=== Section Start ===
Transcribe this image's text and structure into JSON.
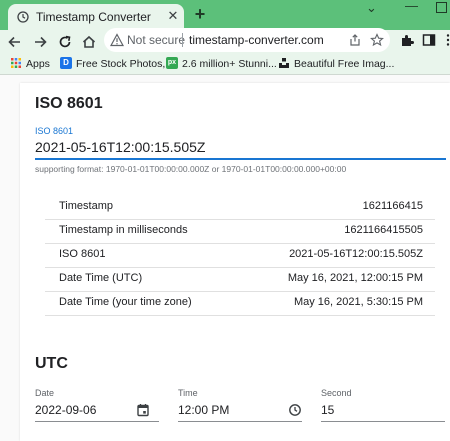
{
  "browser": {
    "tab_title": "Timestamp Converter",
    "tab_close_glyph": "✕",
    "new_tab_glyph": "+",
    "window_dropdown_glyph": "⌄",
    "window_minimize_glyph": "—",
    "security_label": "Not secure",
    "url": "timestamp-converter.com",
    "theme_color": "#5cc07a"
  },
  "bookmarks": [
    {
      "label": "Apps",
      "icon": "apps-grid-icon"
    },
    {
      "label": "Free Stock Photos,...",
      "icon": "D"
    },
    {
      "label": "2.6 million+ Stunni...",
      "icon": "px"
    },
    {
      "label": "Beautiful Free Imag...",
      "icon": "unsplash-icon"
    }
  ],
  "iso_section": {
    "title": "ISO 8601",
    "input_label": "ISO 8601",
    "input_value": "2021-05-16T12:00:15.505Z",
    "hint": "supporting format: 1970-01-01T00:00:00.000Z or 1970-01-01T00:00:00.000+00:00",
    "accent_color": "#1976d2"
  },
  "results": [
    {
      "key": "Timestamp",
      "value": "1621166415"
    },
    {
      "key": "Timestamp in milliseconds",
      "value": "1621166415505"
    },
    {
      "key": "ISO 8601",
      "value": "2021-05-16T12:00:15.505Z"
    },
    {
      "key": "Date Time (UTC)",
      "value": "May 16, 2021, 12:00:15 PM"
    },
    {
      "key": "Date Time (your time zone)",
      "value": "May 16, 2021, 5:30:15 PM"
    }
  ],
  "utc_section": {
    "title": "UTC",
    "date_label": "Date",
    "date_value": "2022-09-06",
    "time_label": "Time",
    "time_value": "12:00 PM",
    "second_label": "Second",
    "second_value": "15"
  }
}
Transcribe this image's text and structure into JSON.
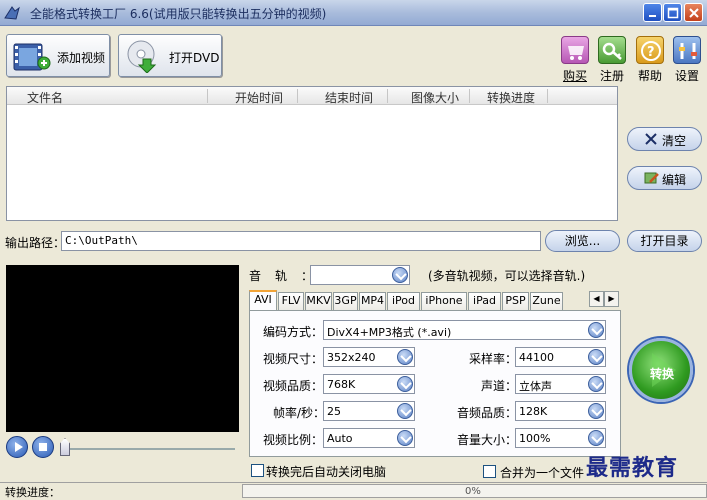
{
  "window": {
    "title": "全能格式转换工厂 6.6(试用版只能转换出五分钟的视频)"
  },
  "toolbar": {
    "add_video": "添加视频",
    "open_dvd": "打开DVD",
    "buy": "购买",
    "register": "注册",
    "help": "帮助",
    "settings": "设置"
  },
  "file_list": {
    "columns": [
      "文件名",
      "开始时间",
      "结束时间",
      "图像大小",
      "转换进度"
    ]
  },
  "side_buttons": {
    "clear": "清空",
    "edit": "编辑"
  },
  "output": {
    "label": "输出路径：",
    "path": "C:\\OutPath\\",
    "browse": "浏览...",
    "open_dir": "打开目录"
  },
  "audio": {
    "label": "音轨：",
    "value": "",
    "hint": "(多音轨视频，可以选择音轨.)"
  },
  "tabs": [
    "AVI",
    "FLV",
    "MKV",
    "3GP",
    "MP4",
    "iPod",
    "iPhone",
    "iPad",
    "PSP",
    "Zune"
  ],
  "settings": {
    "encoding_label": "编码方式：",
    "encoding_value": "DivX4+MP3格式 (*.avi)",
    "size_label": "视频尺寸：",
    "size_value": "352x240",
    "quality_label": "视频品质：",
    "quality_value": "768K",
    "fps_label": "帧率/秒：",
    "fps_value": "25",
    "ratio_label": "视频比例：",
    "ratio_value": "Auto",
    "samplerate_label": "采样率：",
    "samplerate_value": "44100",
    "channel_label": "声道：",
    "channel_value": "立体声",
    "audio_quality_label": "音频品质：",
    "audio_quality_value": "128K",
    "volume_label": "音量大小：",
    "volume_value": "100%"
  },
  "convert": "转换",
  "options": {
    "auto_shutdown": "转换完后自动关闭电脑",
    "merge": "合并为一个文件"
  },
  "status": {
    "label": "转换进度：",
    "progress": "0%"
  },
  "watermark": "最需教育",
  "colors": {
    "title_text": "#1b2d5e",
    "accent_blue": "#3b65b5",
    "convert_green": "#2f9a20"
  }
}
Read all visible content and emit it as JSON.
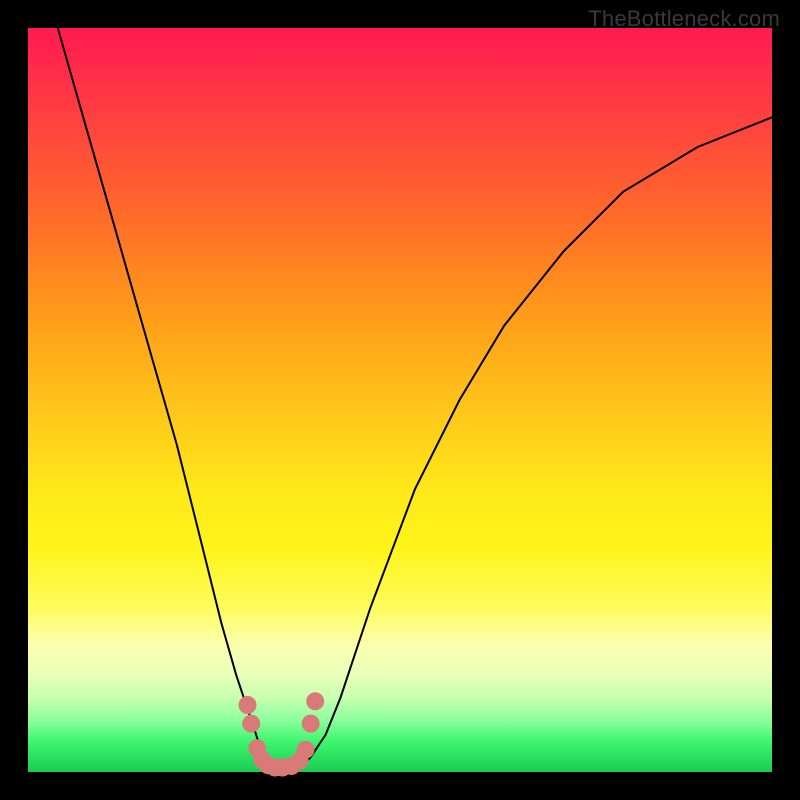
{
  "watermark": "TheBottleneck.com",
  "chart_data": {
    "type": "line",
    "title": "",
    "xlabel": "",
    "ylabel": "",
    "xlim": [
      0,
      100
    ],
    "ylim": [
      0,
      100
    ],
    "series": [
      {
        "name": "curve",
        "x": [
          4,
          8,
          12,
          16,
          20,
          24,
          26,
          28,
          30,
          31,
          32,
          33,
          34,
          35,
          36,
          37,
          38,
          40,
          42,
          46,
          52,
          58,
          64,
          72,
          80,
          90,
          100
        ],
        "y": [
          100,
          86,
          72,
          58,
          44,
          28,
          20,
          13,
          7,
          4,
          2,
          1,
          0.5,
          0.5,
          0.5,
          1,
          2,
          5,
          10,
          22,
          38,
          50,
          60,
          70,
          78,
          84,
          88
        ]
      }
    ],
    "markers": {
      "name": "data-points",
      "x": [
        29.5,
        30.0,
        30.8,
        31.5,
        32.3,
        33.2,
        34.2,
        35.4,
        36.5,
        37.3,
        38.0,
        38.6
      ],
      "y": [
        9.0,
        6.5,
        3.2,
        1.6,
        0.9,
        0.6,
        0.6,
        0.8,
        1.5,
        3.0,
        6.5,
        9.5
      ]
    },
    "background_gradient": {
      "direction": "vertical",
      "stops": [
        {
          "pos": 0.0,
          "color": "#ff1a52"
        },
        {
          "pos": 0.5,
          "color": "#ffd81a"
        },
        {
          "pos": 0.8,
          "color": "#fff51a"
        },
        {
          "pos": 1.0,
          "color": "#18cc52"
        }
      ]
    }
  }
}
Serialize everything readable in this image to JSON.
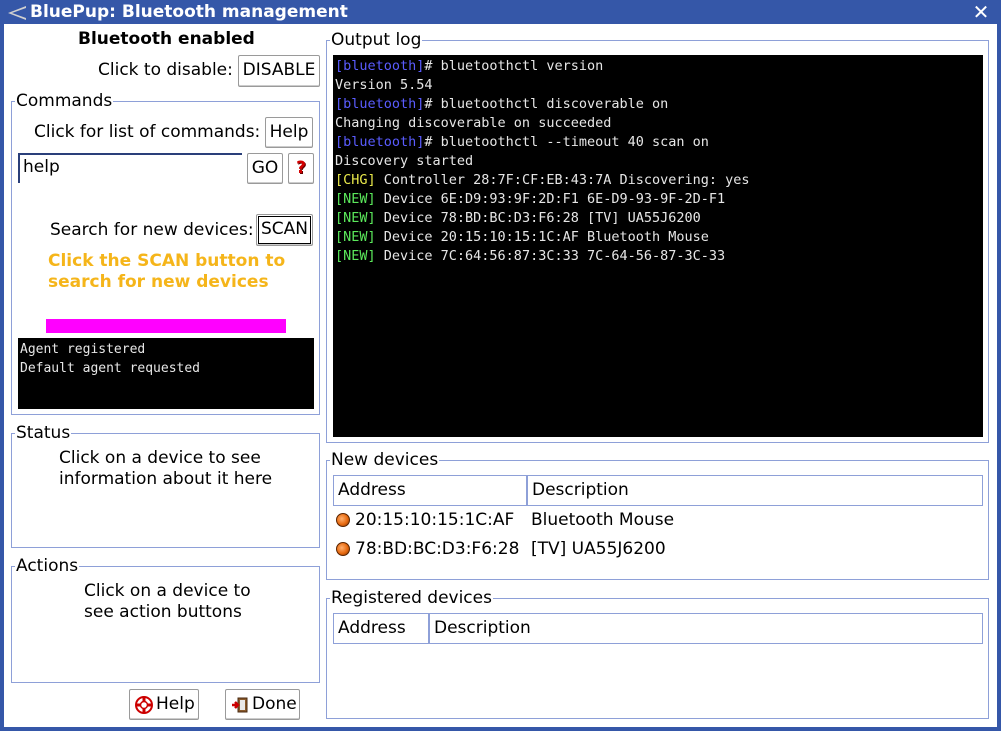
{
  "window": {
    "title": "BluePup: Bluetooth management",
    "close_glyph": "✕"
  },
  "bt": {
    "status": "Bluetooth enabled",
    "disable_prompt": "Click to disable:",
    "disable_button": "DISABLE"
  },
  "commands": {
    "label": "Commands",
    "list_prompt": "Click for list of commands:",
    "help_button": "Help",
    "input_value": "help",
    "go_button": "GO",
    "question_button": "?",
    "scan_prompt": "Search for new devices:",
    "scan_button": "SCAN",
    "scan_hint_1": "Click the SCAN button to",
    "scan_hint_2": "search for new devices",
    "agent_lines": [
      "Agent registered",
      "Default agent requested"
    ],
    "accent_color": "#f5b51a",
    "bar_color": "#ff00ff"
  },
  "status": {
    "label": "Status",
    "line1": "Click on a device to see",
    "line2": "information about it here"
  },
  "actions": {
    "label": "Actions",
    "line1": "Click on a device to",
    "line2": "see action buttons"
  },
  "footer": {
    "help_button": "Help",
    "done_button": "Done"
  },
  "output": {
    "label": "Output log",
    "lines": [
      {
        "tag": "[bluetooth]",
        "tag_color": "blue",
        "text": "# bluetoothctl version"
      },
      {
        "tag": "",
        "tag_color": "",
        "text": "Version 5.54"
      },
      {
        "tag": "[bluetooth]",
        "tag_color": "blue",
        "text": "# bluetoothctl discoverable on"
      },
      {
        "tag": "",
        "tag_color": "",
        "text": "Changing discoverable on succeeded"
      },
      {
        "tag": "[bluetooth]",
        "tag_color": "blue",
        "text": "# bluetoothctl --timeout 40 scan on"
      },
      {
        "tag": "",
        "tag_color": "",
        "text": "Discovery started"
      },
      {
        "tag": "[CHG]",
        "tag_color": "yellow",
        "text": " Controller 28:7F:CF:EB:43:7A Discovering: yes"
      },
      {
        "tag": "[NEW]",
        "tag_color": "green",
        "text": " Device 6E:D9:93:9F:2D:F1 6E-D9-93-9F-2D-F1"
      },
      {
        "tag": "[NEW]",
        "tag_color": "green",
        "text": " Device 78:BD:BC:D3:F6:28 [TV] UA55J6200"
      },
      {
        "tag": "[NEW]",
        "tag_color": "green",
        "text": " Device 20:15:10:15:1C:AF Bluetooth Mouse"
      },
      {
        "tag": "[NEW]",
        "tag_color": "green",
        "text": " Device 7C:64:56:87:3C:33 7C-64-56-87-3C-33"
      }
    ]
  },
  "new_devices": {
    "label": "New devices",
    "columns": [
      "Address",
      "Description"
    ],
    "rows": [
      {
        "address": "20:15:10:15:1C:AF",
        "description": "Bluetooth Mouse"
      },
      {
        "address": "78:BD:BC:D3:F6:28",
        "description": "[TV] UA55J6200"
      }
    ]
  },
  "registered_devices": {
    "label": "Registered devices",
    "columns": [
      "Address",
      "Description"
    ],
    "rows": []
  }
}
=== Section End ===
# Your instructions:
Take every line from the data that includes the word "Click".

# Your response:
    "disable_prompt": "Click to disable:",
    "list_prompt": "Click for list of commands:",
    "scan_hint_1": "Click the SCAN button to",
    "line1": "Click on a device to see",
    "line1": "Click on a device to",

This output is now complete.